(Beginning of Source data)

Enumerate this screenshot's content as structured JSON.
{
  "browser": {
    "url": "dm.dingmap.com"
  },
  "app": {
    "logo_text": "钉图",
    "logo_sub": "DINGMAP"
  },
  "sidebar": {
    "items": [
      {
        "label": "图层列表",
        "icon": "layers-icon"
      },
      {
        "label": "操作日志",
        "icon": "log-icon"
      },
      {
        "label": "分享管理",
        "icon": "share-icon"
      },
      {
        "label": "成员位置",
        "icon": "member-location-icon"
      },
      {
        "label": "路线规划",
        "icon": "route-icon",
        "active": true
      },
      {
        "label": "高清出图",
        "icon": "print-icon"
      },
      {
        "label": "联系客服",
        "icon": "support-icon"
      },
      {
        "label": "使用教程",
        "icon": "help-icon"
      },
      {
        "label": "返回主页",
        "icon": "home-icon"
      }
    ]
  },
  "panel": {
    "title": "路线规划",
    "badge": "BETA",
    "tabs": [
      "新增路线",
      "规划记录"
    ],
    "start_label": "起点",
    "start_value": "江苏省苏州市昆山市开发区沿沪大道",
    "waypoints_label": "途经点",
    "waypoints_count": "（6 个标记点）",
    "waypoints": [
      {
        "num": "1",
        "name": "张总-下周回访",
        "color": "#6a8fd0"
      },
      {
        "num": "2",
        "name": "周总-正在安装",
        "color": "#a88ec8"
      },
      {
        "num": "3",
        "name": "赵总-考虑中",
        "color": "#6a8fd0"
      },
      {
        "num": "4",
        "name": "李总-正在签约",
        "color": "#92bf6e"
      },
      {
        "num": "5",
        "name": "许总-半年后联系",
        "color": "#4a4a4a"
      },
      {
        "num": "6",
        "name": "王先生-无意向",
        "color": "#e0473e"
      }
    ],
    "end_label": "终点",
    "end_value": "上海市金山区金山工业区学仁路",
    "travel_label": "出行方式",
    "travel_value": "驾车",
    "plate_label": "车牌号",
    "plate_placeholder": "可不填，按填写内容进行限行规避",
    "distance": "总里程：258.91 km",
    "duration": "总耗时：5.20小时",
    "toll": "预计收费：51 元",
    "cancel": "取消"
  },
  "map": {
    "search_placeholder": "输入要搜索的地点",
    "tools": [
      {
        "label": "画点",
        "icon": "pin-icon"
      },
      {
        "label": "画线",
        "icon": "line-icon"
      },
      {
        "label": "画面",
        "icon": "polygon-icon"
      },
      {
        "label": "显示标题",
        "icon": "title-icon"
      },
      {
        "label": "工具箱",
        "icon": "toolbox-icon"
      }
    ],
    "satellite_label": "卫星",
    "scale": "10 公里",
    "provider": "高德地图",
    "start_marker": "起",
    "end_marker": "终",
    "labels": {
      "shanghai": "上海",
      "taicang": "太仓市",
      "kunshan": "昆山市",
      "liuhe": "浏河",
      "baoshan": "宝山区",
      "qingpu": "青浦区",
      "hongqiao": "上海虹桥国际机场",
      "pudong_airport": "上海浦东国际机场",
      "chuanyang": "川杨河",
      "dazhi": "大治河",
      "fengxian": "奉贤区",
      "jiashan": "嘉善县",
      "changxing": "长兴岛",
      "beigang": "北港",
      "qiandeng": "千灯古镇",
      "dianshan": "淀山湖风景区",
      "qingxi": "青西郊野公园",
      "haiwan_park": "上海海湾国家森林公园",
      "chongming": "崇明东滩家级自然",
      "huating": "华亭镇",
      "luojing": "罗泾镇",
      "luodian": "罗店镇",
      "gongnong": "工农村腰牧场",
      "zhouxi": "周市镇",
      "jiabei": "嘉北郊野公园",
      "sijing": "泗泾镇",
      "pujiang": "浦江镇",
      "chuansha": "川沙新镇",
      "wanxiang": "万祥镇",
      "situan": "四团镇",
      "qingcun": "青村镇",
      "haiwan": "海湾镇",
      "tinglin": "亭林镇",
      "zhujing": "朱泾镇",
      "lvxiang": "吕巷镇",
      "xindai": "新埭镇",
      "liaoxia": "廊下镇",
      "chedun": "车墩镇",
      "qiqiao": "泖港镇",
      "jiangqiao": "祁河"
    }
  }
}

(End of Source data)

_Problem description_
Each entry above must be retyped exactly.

_Task solution_
Enumerate this screenshot's content as structured JSON.
{
  "browser": {
    "url": "dm.dingmap.com"
  },
  "app": {
    "logo_text": "钉图",
    "logo_sub": "DINGMAP"
  },
  "sidebar": {
    "items": [
      {
        "label": "图层列表",
        "icon": "layers-icon"
      },
      {
        "label": "操作日志",
        "icon": "log-icon"
      },
      {
        "label": "分享管理",
        "icon": "share-icon"
      },
      {
        "label": "成员位置",
        "icon": "member-location-icon"
      },
      {
        "label": "路线规划",
        "icon": "route-icon",
        "active": true
      },
      {
        "label": "高清出图",
        "icon": "print-icon"
      },
      {
        "label": "联系客服",
        "icon": "support-icon"
      },
      {
        "label": "使用教程",
        "icon": "help-icon"
      },
      {
        "label": "返回主页",
        "icon": "home-icon"
      }
    ]
  },
  "panel": {
    "title": "路线规划",
    "badge": "BETA",
    "tabs": [
      "新增路线",
      "规划记录"
    ],
    "start_label": "起点",
    "start_value": "江苏省苏州市昆山市开发区沿沪大道",
    "waypoints_label": "途经点",
    "waypoints_count": "（6 个标记点）",
    "waypoints": [
      {
        "num": "1",
        "name": "张总-下周回访",
        "color": "#6a8fd0"
      },
      {
        "num": "2",
        "name": "周总-正在安装",
        "color": "#a88ec8"
      },
      {
        "num": "3",
        "name": "赵总-考虑中",
        "color": "#6a8fd0"
      },
      {
        "num": "4",
        "name": "李总-正在签约",
        "color": "#92bf6e"
      },
      {
        "num": "5",
        "name": "许总-半年后联系",
        "color": "#4a4a4a"
      },
      {
        "num": "6",
        "name": "王先生-无意向",
        "color": "#e0473e"
      }
    ],
    "end_label": "终点",
    "end_value": "上海市金山区金山工业区学仁路",
    "travel_label": "出行方式",
    "travel_value": "驾车",
    "plate_label": "车牌号",
    "plate_placeholder": "可不填，按填写内容进行限行规避",
    "distance": "总里程：258.91 km",
    "duration": "总耗时：5.20小时",
    "toll": "预计收费：51 元",
    "cancel": "取消"
  },
  "map": {
    "search_placeholder": "输入要搜索的地点",
    "tools": [
      {
        "label": "画点",
        "icon": "pin-icon"
      },
      {
        "label": "画线",
        "icon": "line-icon"
      },
      {
        "label": "画面",
        "icon": "polygon-icon"
      },
      {
        "label": "显示标题",
        "icon": "title-icon"
      },
      {
        "label": "工具箱",
        "icon": "toolbox-icon"
      }
    ],
    "satellite_label": "卫星",
    "scale": "10 公里",
    "provider": "高德地图",
    "start_marker": "起",
    "end_marker": "终",
    "labels": {
      "shanghai": "上海",
      "taicang": "太仓市",
      "kunshan": "昆山市",
      "liuhe": "浏河",
      "baoshan": "宝山区",
      "qingpu": "青浦区",
      "hongqiao": "上海虹桥国际机场",
      "pudong_airport": "上海浦东国际机场",
      "chuanyang": "川杨河",
      "dazhi": "大治河",
      "fengxian": "奉贤区",
      "jiashan": "嘉善县",
      "changxing": "长兴岛",
      "beigang": "北港",
      "qiandeng": "千灯古镇",
      "dianshan": "淀山湖风景区",
      "qingxi": "青西郊野公园",
      "haiwan_park": "上海海湾国家森林公园",
      "chongming": "崇明东滩家级自然",
      "huating": "华亭镇",
      "luojing": "罗泾镇",
      "luodian": "罗店镇",
      "gongnong": "工农村腰牧场",
      "zhouxi": "周市镇",
      "jiabei": "嘉北郊野公园",
      "sijing": "泗泾镇",
      "pujiang": "浦江镇",
      "chuansha": "川沙新镇",
      "wanxiang": "万祥镇",
      "situan": "四团镇",
      "qingcun": "青村镇",
      "haiwan": "海湾镇",
      "tinglin": "亭林镇",
      "zhujing": "朱泾镇",
      "lvxiang": "吕巷镇",
      "xindai": "新埭镇",
      "liaoxia": "廊下镇",
      "chedun": "车墩镇",
      "qiqiao": "泖港镇",
      "jiangqiao": "祁河"
    }
  }
}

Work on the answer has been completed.